Help your clients through these holidays by reviewing and strategizing tools for managing.  If you like the idea, have your clients make a survival kit so that they may have a Happy Holiday.

 Yacine Bell, CAMF

www.andersonservices.com

Oakland, CA.

Anderson & Anderson Joins Colbert Williams in Joint Venture

 Colbert Williams, President of Executive Life Coaching Joins Anderson & Anderson in a Joint Venture to provide anger management, executive coaching and organizational training for a number of major corporations, transportation agencies and jails in California. 

Mr. Williams is an experienced Licensed Clinical Worker with extensive training in the Anderson & Anderson of Anger Management and executive coaching. He is based in Lancaster; CA. Mr. Williams is also training to become an Anderson & Anderson Training Faculty.

 As contracts are signed, announcements will be made on the blogs and websites of both of the two entities involved.

 

George Anderson, MSW, BCD, CAMF

http://www.linkedin.com/in/geoanderson
www.andersonservices.com
www.aaamp.org
www.anger-management-resources.org
 

Clinician to Provide Anger Management and Executive Coaching

Street address: Wilshire & Wellesley, Brentwood, 90025
Location: Los Angeles (West L.A.)
Date Listed: Nov-19-07
 

Anderson & Anderson, the first global provider of anger management is seeking a clinician interested in part-time anger management positions. The successful candidate will receive 40 hours of anger management facilitator certification training. All positions are in the Brentwood area of Los Angeles. To be considered, please send your resume via an e-mail attachment to George Anderson at anders3101@aol.com. Please visit the websites and links below to learn more about George Anderson and the Anderson & Anderson model of anger management.

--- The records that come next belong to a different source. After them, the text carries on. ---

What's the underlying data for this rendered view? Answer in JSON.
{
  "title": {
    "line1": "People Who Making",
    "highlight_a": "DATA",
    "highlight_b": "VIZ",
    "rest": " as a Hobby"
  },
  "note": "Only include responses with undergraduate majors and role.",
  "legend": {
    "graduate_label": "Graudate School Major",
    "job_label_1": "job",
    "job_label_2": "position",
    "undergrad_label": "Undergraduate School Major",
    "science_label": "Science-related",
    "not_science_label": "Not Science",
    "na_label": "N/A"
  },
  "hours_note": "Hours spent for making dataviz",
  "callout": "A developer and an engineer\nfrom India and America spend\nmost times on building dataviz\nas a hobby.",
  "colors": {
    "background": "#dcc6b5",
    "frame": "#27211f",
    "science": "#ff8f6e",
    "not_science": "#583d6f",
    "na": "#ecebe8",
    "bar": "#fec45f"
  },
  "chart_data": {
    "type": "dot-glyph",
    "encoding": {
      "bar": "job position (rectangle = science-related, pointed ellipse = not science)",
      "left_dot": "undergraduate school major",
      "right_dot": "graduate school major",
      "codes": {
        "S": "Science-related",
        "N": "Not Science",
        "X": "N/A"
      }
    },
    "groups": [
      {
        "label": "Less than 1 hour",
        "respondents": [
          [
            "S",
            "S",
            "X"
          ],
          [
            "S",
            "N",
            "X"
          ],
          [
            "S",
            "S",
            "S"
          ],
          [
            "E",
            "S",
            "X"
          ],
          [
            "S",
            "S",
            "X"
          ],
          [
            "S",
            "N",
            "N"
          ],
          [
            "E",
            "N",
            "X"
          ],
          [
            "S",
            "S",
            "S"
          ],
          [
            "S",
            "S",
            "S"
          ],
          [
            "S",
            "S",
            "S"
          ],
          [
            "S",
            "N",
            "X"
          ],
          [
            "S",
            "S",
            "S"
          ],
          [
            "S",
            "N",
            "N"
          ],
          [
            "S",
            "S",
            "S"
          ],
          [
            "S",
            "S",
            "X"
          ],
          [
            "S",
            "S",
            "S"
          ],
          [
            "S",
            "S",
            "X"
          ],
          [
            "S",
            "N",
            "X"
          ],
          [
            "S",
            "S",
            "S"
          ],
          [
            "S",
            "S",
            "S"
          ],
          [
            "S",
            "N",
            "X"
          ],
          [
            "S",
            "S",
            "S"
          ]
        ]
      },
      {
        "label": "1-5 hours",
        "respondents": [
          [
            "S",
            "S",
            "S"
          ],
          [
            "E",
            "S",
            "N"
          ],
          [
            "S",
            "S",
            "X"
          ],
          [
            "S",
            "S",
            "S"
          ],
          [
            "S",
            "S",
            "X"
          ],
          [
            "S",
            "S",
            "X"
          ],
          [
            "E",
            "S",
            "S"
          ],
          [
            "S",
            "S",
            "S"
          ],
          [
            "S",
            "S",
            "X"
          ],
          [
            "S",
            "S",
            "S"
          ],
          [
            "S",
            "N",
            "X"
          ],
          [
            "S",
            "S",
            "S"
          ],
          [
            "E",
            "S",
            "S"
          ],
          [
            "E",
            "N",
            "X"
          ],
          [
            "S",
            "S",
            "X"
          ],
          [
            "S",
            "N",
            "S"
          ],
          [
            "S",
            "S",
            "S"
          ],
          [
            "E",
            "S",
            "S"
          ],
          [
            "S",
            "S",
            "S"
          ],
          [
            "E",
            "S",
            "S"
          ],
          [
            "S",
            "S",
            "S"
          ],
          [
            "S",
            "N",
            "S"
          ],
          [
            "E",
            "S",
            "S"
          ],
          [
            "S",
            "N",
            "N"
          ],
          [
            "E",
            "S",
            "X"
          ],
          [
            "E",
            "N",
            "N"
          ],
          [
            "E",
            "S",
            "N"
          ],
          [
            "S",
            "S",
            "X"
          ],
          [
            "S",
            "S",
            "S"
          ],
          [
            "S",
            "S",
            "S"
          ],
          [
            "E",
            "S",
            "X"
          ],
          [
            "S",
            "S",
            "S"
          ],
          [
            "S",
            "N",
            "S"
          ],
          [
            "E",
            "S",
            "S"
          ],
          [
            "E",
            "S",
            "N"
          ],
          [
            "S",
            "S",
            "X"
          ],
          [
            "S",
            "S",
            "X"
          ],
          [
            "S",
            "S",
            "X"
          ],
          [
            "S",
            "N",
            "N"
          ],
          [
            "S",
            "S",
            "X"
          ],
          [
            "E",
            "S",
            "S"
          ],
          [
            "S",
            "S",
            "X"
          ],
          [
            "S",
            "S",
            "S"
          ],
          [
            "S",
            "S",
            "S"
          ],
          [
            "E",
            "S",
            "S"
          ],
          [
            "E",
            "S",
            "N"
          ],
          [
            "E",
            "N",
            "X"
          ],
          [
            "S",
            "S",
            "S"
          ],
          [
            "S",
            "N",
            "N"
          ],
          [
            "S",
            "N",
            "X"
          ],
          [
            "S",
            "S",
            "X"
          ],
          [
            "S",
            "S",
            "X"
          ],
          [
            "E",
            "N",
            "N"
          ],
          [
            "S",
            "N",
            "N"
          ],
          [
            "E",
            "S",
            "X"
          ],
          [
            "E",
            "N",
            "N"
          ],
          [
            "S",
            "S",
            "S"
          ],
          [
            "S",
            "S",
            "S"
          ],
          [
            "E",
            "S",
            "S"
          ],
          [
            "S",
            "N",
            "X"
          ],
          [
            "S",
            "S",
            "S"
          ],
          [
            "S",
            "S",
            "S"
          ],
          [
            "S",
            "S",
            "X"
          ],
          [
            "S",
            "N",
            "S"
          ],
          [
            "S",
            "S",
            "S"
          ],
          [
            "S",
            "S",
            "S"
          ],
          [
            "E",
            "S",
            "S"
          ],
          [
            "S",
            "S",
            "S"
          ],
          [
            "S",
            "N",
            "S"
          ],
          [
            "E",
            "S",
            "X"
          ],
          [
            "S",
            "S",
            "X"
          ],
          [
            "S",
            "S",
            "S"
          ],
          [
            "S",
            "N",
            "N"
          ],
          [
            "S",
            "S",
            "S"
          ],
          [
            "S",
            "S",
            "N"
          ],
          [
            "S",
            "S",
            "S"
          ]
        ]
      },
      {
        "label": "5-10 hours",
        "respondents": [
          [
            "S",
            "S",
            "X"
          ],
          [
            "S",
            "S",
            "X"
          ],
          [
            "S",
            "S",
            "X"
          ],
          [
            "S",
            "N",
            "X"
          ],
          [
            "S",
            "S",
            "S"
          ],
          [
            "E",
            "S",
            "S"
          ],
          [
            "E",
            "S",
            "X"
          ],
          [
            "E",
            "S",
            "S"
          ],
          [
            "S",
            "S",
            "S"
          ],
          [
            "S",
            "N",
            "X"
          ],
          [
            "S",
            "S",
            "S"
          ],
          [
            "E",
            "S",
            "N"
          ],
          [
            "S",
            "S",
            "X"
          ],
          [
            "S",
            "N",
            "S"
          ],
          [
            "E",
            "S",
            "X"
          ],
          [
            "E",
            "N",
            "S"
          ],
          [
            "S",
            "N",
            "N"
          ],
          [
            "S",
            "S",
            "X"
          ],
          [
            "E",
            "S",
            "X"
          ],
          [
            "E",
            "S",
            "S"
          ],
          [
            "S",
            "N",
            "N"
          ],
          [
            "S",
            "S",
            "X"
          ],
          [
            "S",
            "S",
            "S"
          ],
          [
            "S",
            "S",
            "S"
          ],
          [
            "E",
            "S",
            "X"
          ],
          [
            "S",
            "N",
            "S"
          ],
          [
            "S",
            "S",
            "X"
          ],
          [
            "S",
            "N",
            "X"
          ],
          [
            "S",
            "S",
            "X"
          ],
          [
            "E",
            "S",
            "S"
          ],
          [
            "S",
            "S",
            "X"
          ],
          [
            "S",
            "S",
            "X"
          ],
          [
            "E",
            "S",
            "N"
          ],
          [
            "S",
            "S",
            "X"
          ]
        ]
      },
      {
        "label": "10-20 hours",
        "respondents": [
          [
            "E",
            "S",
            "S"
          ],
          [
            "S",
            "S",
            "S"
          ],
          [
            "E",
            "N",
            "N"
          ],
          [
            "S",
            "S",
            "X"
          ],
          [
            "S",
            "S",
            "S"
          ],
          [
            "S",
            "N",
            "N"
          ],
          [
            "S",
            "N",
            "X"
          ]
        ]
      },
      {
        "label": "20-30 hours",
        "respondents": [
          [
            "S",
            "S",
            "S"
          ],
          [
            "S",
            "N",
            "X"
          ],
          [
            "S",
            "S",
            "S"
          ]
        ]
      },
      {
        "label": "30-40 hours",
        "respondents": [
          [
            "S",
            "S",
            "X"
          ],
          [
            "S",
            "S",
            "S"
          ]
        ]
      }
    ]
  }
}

George Anderson, MSW, BCD, CAMF, CEAP
Diplomate, American Association of Anger Management Providers
Anderson & Anderson, The Trusted Name in Anger Management
http://www.andersonservices.com/
http://www.aaamp.org
http://www.linkedin.com/in/geoanderson
www.anger-management-resources.org

Anger, Hostility, and Person Directed Violence

 
Anger signals your body to prepare for a fight. This reaction is commonly classified as “fight or flight.” When you get angry, adrenaline and other hormones are released into the bloodstream, then your blood pressure goes up, your heart beats faster, and you breathe faster.Many people mistakenly believe that anger is always a bad emotion and that expressing anger is not okay. In reality, anger can be a normal response to everyday events. It is the right response to any situation that is a real threat. Anger can be a positive driving force behind our actions. Anger can also be a symptom of something else, depending on how often a person feels angry and how angry the person feels.

Hostility is being ready for a fight all the time. Hostile people are often stubborn, impatient, hotheaded, or have an “attitude. They are frequently in fights or may say they feel like hitting something or someone. Hostility isolates you from other people.Anger and constant hostility keep your blood pressure high and increase your chances of having another health problem, such as depression, heart attack, or a stroke.Teens who say they often feel angry and hostile also more often feel anxios,, stressed, sad, and fatigued. They have more problems with alcohol and drug abuse, smoking, and eating disorders than teens that do not have high levels of anger.

Violent behavior often begins with verbal threats or relatively minor incidents, but over time it can involve physical harm. Violent behavior is very damaging, both physically and emotionally. Violent behavior can include physical, verbal or non-verbal threats.Violence causes more injury and death in children, teenagers, and young adults than infectious disease, cancer, or birth defects. Murder, suicide, and violent injury are the leading causes of death in children. Violence with guns is one of the leading causes of death of children and teenagers in the United States. About 5,000 teenagers are murdered every year.

George Anderson, MSW, BCD, CAMF